Dataset records
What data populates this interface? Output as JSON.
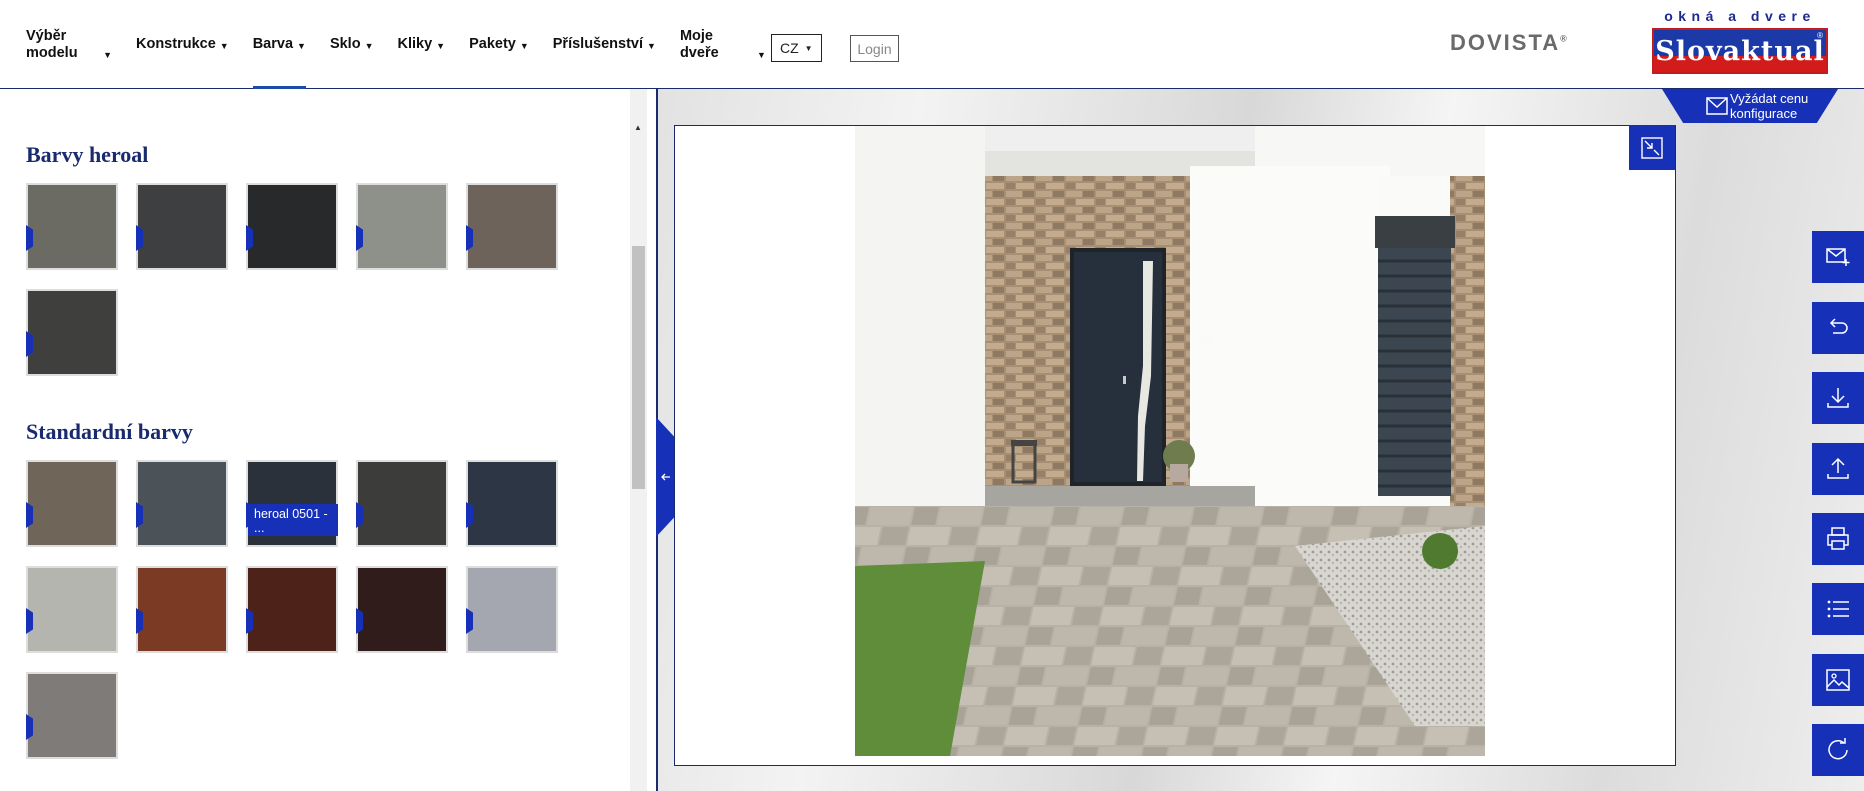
{
  "nav": {
    "items": [
      {
        "label": "Výběr\nmodelu",
        "two_line": true
      },
      {
        "label": "Konstrukce"
      },
      {
        "label": "Barva",
        "active": true
      },
      {
        "label": "Sklo"
      },
      {
        "label": "Kliky"
      },
      {
        "label": "Pakety"
      },
      {
        "label": "Příslušenství"
      },
      {
        "label": "Moje\ndveře",
        "two_line": true
      }
    ],
    "caret": "▼"
  },
  "language": {
    "selected": "CZ",
    "caret": "▼"
  },
  "login": {
    "label": "Login"
  },
  "brand": {
    "dovista": "DOVISTA",
    "dovista_mark": "®",
    "tagline": "okná a dvere",
    "name": "Slovaktual",
    "name_mark": "®"
  },
  "sections": {
    "heroal": {
      "title": "Barvy heroal",
      "swatches": [
        {
          "color": "#6b6b63"
        },
        {
          "color": "#3d3f40"
        },
        {
          "color": "#28292a"
        },
        {
          "color": "#8e908a"
        },
        {
          "color": "#6d635a"
        },
        {
          "color": "#3f3f3d"
        }
      ]
    },
    "standard": {
      "title": "Standardní barvy",
      "swatches": [
        {
          "color": "#6f6558"
        },
        {
          "color": "#4b5358"
        },
        {
          "color": "#2a313b",
          "tooltip": "heroal 0501 - ..."
        },
        {
          "color": "#3c3d3a"
        },
        {
          "color": "#2d3645"
        },
        {
          "color": "#b3b5ae"
        },
        {
          "color": "#7a3a24"
        },
        {
          "color": "#4d2319"
        },
        {
          "color": "#301c1b"
        },
        {
          "color": "#a4a7b0"
        },
        {
          "color": "#7e7b78"
        }
      ]
    }
  },
  "request_price": {
    "label": "Vyžádat cenu\nkonfigurace"
  },
  "colors": {
    "accent": "#1630b8",
    "navy": "#1a2a6e",
    "door": "#26303c"
  },
  "side_toolbar": [
    {
      "name": "email-add-icon"
    },
    {
      "name": "undo-icon"
    },
    {
      "name": "download-icon"
    },
    {
      "name": "upload-icon"
    },
    {
      "name": "print-icon"
    },
    {
      "name": "list-icon"
    },
    {
      "name": "image-icon"
    },
    {
      "name": "refresh-icon"
    }
  ]
}
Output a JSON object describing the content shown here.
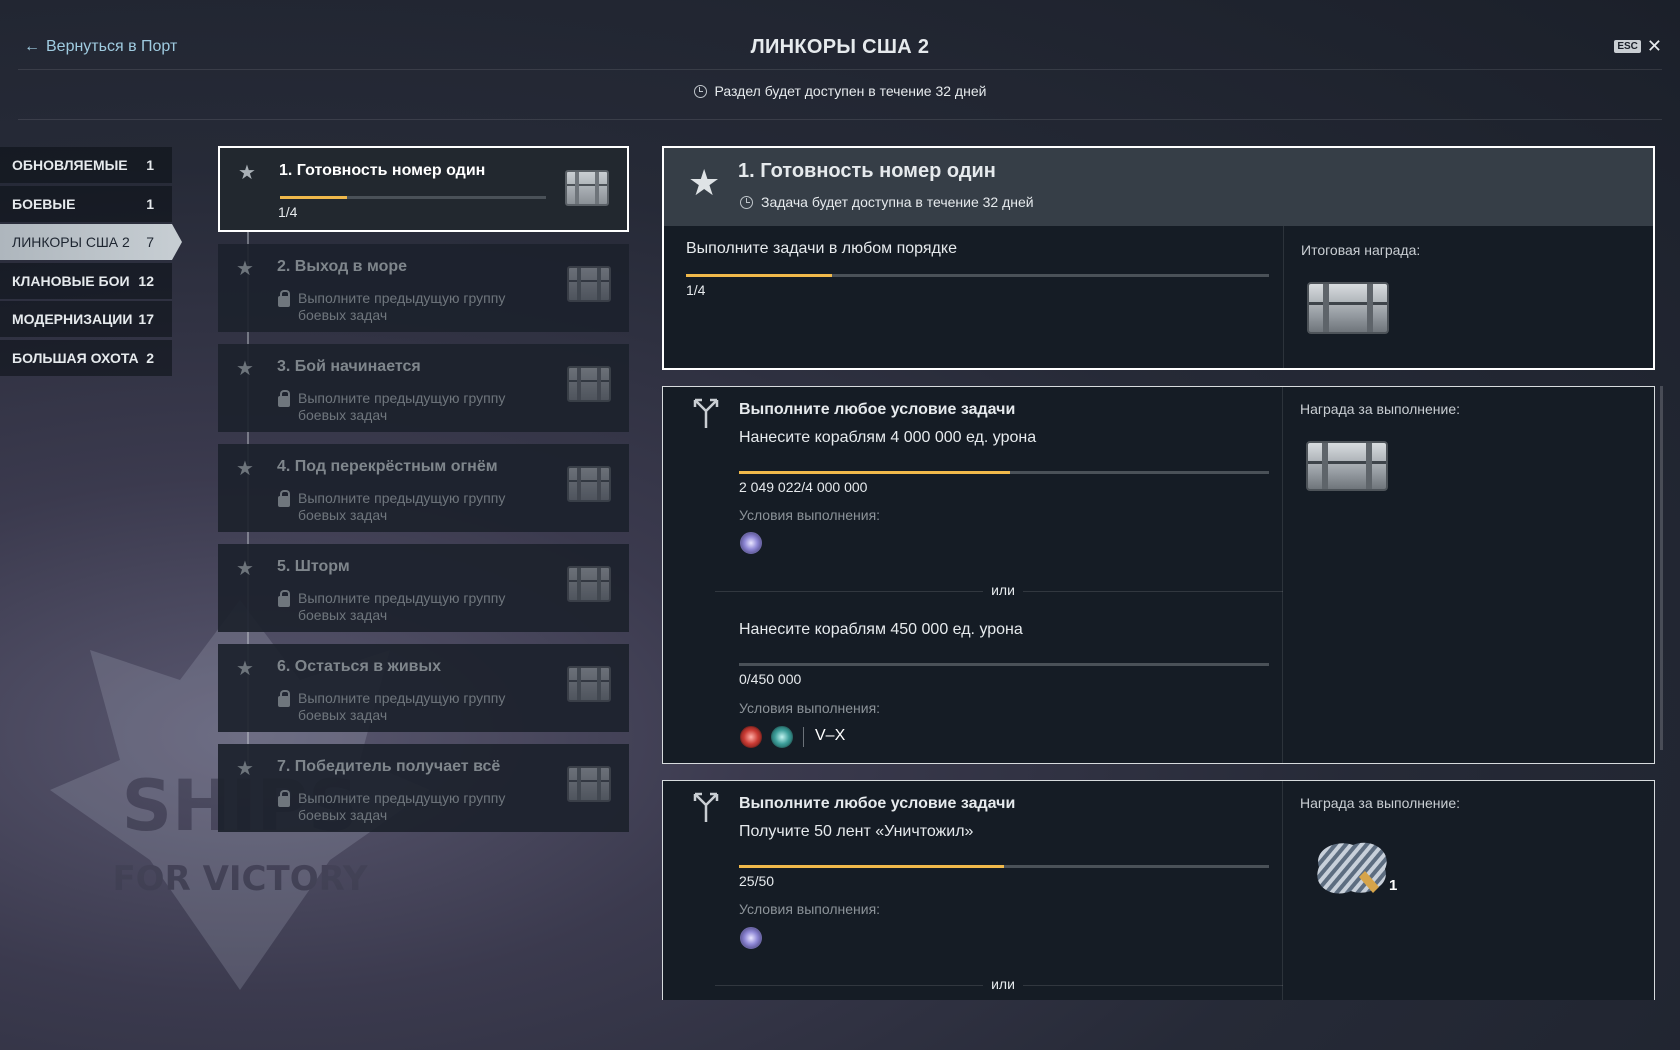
{
  "header": {
    "back_label": "Вернуться в Порт",
    "title": "ЛИНКОРЫ США 2",
    "esc_label": "ESC",
    "close_symbol": "✕",
    "availability": "Раздел будет доступен в течение 32 дней"
  },
  "categories": [
    {
      "label": "ОБНОВЛЯЕМЫЕ",
      "count": "1"
    },
    {
      "label": "БОЕВЫЕ",
      "count": "1"
    },
    {
      "label": "ЛИНКОРЫ США 2",
      "count": "7",
      "active": true
    },
    {
      "label": "КЛАНОВЫЕ БОИ",
      "count": "12"
    },
    {
      "label": "МОДЕРНИЗАЦИИ",
      "count": "17"
    },
    {
      "label": "БОЛЬШАЯ ОХОТА",
      "count": "2"
    }
  ],
  "groups": [
    {
      "title": "1. Готовность номер один",
      "progress_text": "1/4",
      "progress": 0.25
    },
    {
      "title": "2. Выход в море",
      "locked_text": "Выполните предыдущую группу боевых задач"
    },
    {
      "title": "3. Бой начинается",
      "locked_text": "Выполните предыдущую группу боевых задач"
    },
    {
      "title": "4. Под перекрёстным огнём",
      "locked_text": "Выполните предыдущую группу боевых задач"
    },
    {
      "title": "5. Шторм",
      "locked_text": "Выполните предыдущую группу боевых задач"
    },
    {
      "title": "6. Остаться в живых",
      "locked_text": "Выполните предыдущую группу боевых задач"
    },
    {
      "title": "7. Победитель получает всё",
      "locked_text": "Выполните предыдущую группу боевых задач"
    }
  ],
  "detail": {
    "title": "1. Готовность номер один",
    "availability": "Задача будет доступна в течение 32 дней",
    "instruction": "Выполните задачи в любом порядке",
    "progress_text": "1/4",
    "progress": 0.25,
    "final_reward_label": "Итоговая награда:"
  },
  "tasks": [
    {
      "heading": "Выполните любое условие задачи",
      "reward_label": "Награда за выполнение:",
      "or_label": "или",
      "conditions": [
        {
          "text": "Нанесите кораблям 4 000 000 ед. урона",
          "count": "2 049 022/4 000 000",
          "progress": 0.512,
          "cond_label": "Условия выполнения:"
        },
        {
          "text": "Нанесите кораблям 450 000 ед. урона",
          "count": "0/450 000",
          "progress": 0,
          "cond_label": "Условия выполнения:",
          "tier": "V–X"
        }
      ]
    },
    {
      "heading": "Выполните любое условие задачи",
      "reward_label": "Награда за выполнение:",
      "or_label": "или",
      "reward_count": "1",
      "conditions": [
        {
          "text": "Получите 50 лент «Уничтожил»",
          "count": "25/50",
          "progress": 0.5,
          "cond_label": "Условия выполнения:"
        }
      ]
    }
  ],
  "colors": {
    "accent": "#f0b94b",
    "active_border": "#ffffff",
    "active_tab": "#c6cdd2"
  },
  "icons": [
    "back-arrow-icon",
    "clock-icon",
    "star-icon",
    "lock-icon",
    "chest-icon",
    "branch-icon",
    "camouflage-icon",
    "close-icon"
  ]
}
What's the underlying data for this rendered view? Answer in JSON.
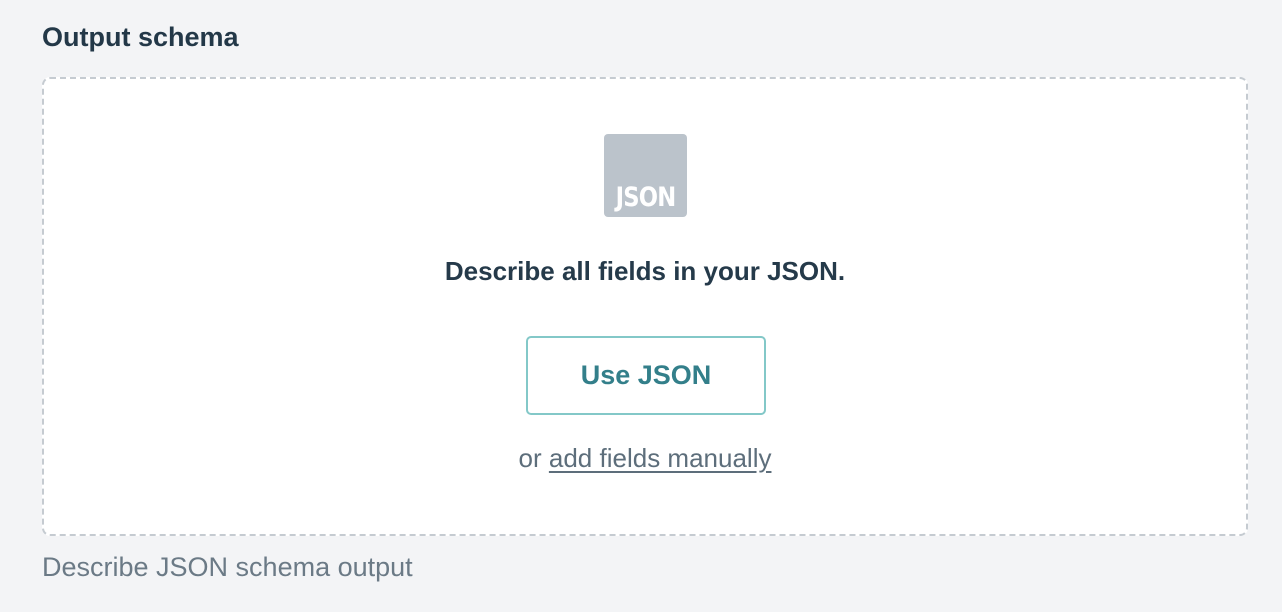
{
  "section": {
    "title": "Output schema"
  },
  "dropzone": {
    "icon": {
      "name": "json-file-icon",
      "label": "JSON"
    },
    "heading": "Describe all fields in your JSON.",
    "primary_button_label": "Use JSON",
    "alt_prefix": "or",
    "alt_link_label": "add fields manually"
  },
  "hint": "Describe JSON schema output",
  "colors": {
    "background": "#f3f4f6",
    "title_text": "#233848",
    "button_text": "#337f8a",
    "button_border": "#83c8c8",
    "icon_fill": "#bbc3cb",
    "muted_text": "#6b7a86"
  }
}
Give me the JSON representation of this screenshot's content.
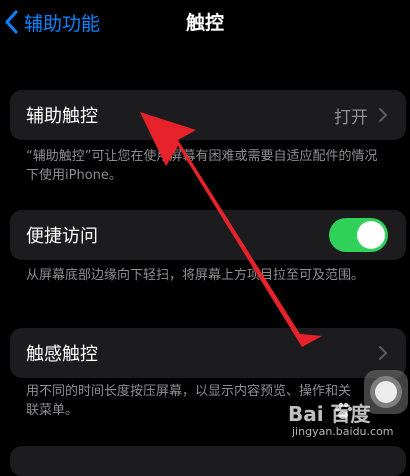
{
  "nav": {
    "back_label": "辅助功能",
    "title": "触控"
  },
  "assistive_touch": {
    "label": "辅助触控",
    "value": "打开",
    "footer": "“辅助触控”可让您在使用屏幕有困难或需要自适应配件的情况下使用iPhone。"
  },
  "reachability": {
    "label": "便捷访问",
    "toggle_on": true,
    "footer": "从屏幕底部边缘向下轻扫，将屏幕上方项目拉至可及范围。"
  },
  "haptic_touch": {
    "label": "触感触控",
    "footer": "用不同的时间长度按压屏幕，以显示内容预览、操作和关联菜单。"
  },
  "watermark": {
    "brand": "Bai  百度",
    "url": "jingyan.baidu.com"
  },
  "colors": {
    "accent": "#0a84ff",
    "toggle_on": "#30d158",
    "arrow": "#e8222a",
    "cell_bg": "#1c1c1e",
    "secondary_text": "#8e8e93"
  }
}
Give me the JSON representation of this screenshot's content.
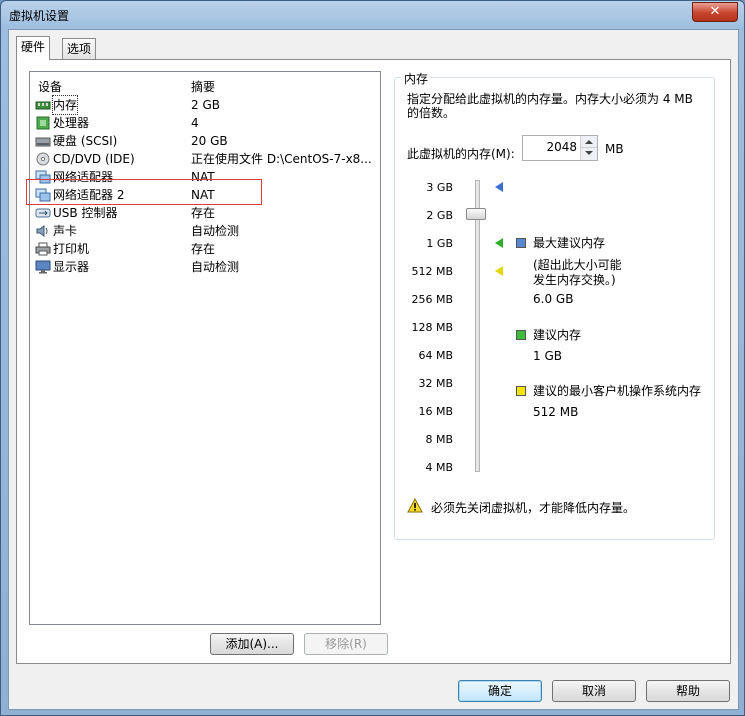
{
  "window": {
    "title": "虚拟机设置"
  },
  "tabs": [
    {
      "label": "硬件",
      "active": true
    },
    {
      "label": "选项",
      "active": false
    }
  ],
  "devices": {
    "header": {
      "device": "设备",
      "summary": "摘要"
    },
    "rows": [
      {
        "name": "内存",
        "summary": "2 GB",
        "icon": "memory-icon"
      },
      {
        "name": "处理器",
        "summary": "4",
        "icon": "processor-icon"
      },
      {
        "name": "硬盘 (SCSI)",
        "summary": "20 GB",
        "icon": "hard-disk-icon"
      },
      {
        "name": "CD/DVD (IDE)",
        "summary": "正在使用文件 D:\\CentOS-7-x8...",
        "icon": "cd-dvd-icon"
      },
      {
        "name": "网络适配器",
        "summary": "NAT",
        "icon": "network-adapter-icon"
      },
      {
        "name": "网络适配器 2",
        "summary": "NAT",
        "icon": "network-adapter-icon"
      },
      {
        "name": "USB 控制器",
        "summary": "存在",
        "icon": "usb-icon"
      },
      {
        "name": "声卡",
        "summary": "自动检测",
        "icon": "sound-card-icon"
      },
      {
        "name": "打印机",
        "summary": "存在",
        "icon": "printer-icon"
      },
      {
        "name": "显示器",
        "summary": "自动检测",
        "icon": "display-icon"
      }
    ],
    "add_button": "添加(A)...",
    "remove_button": "移除(R)"
  },
  "memory": {
    "group_title": "内存",
    "description": "指定分配给此虚拟机的内存量。内存大小必须为 4 MB 的倍数。",
    "field_label": "此虚拟机的内存(M):",
    "value": "2048",
    "unit": "MB",
    "ticks": [
      "3 GB",
      "2 GB",
      "1 GB",
      "512 MB",
      "256 MB",
      "128 MB",
      "64 MB",
      "32 MB",
      "16 MB",
      "8 MB",
      "4 MB"
    ],
    "legend": {
      "max_label": "最大建议内存",
      "max_note_1": "(超出此大小可能",
      "max_note_2": "发生内存交换。)",
      "max_value": "6.0 GB",
      "recommended_label": "建议内存",
      "recommended_value": "1 GB",
      "min_label": "建议的最小客户机操作系统内存",
      "min_value": "512 MB"
    },
    "colors": {
      "max": "#3b6fcf",
      "recommended": "#2fae2f",
      "min": "#e4d600"
    },
    "warning": "必须先关闭虚拟机，才能降低内存量。"
  },
  "footer": {
    "ok": "确定",
    "cancel": "取消",
    "help": "帮助"
  }
}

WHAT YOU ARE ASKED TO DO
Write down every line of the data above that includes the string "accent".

ANSWER TO THIS TASK
    "accent": "#1630b8",
    "accent": "#f0b94b",
    "accent": "#0a84ff",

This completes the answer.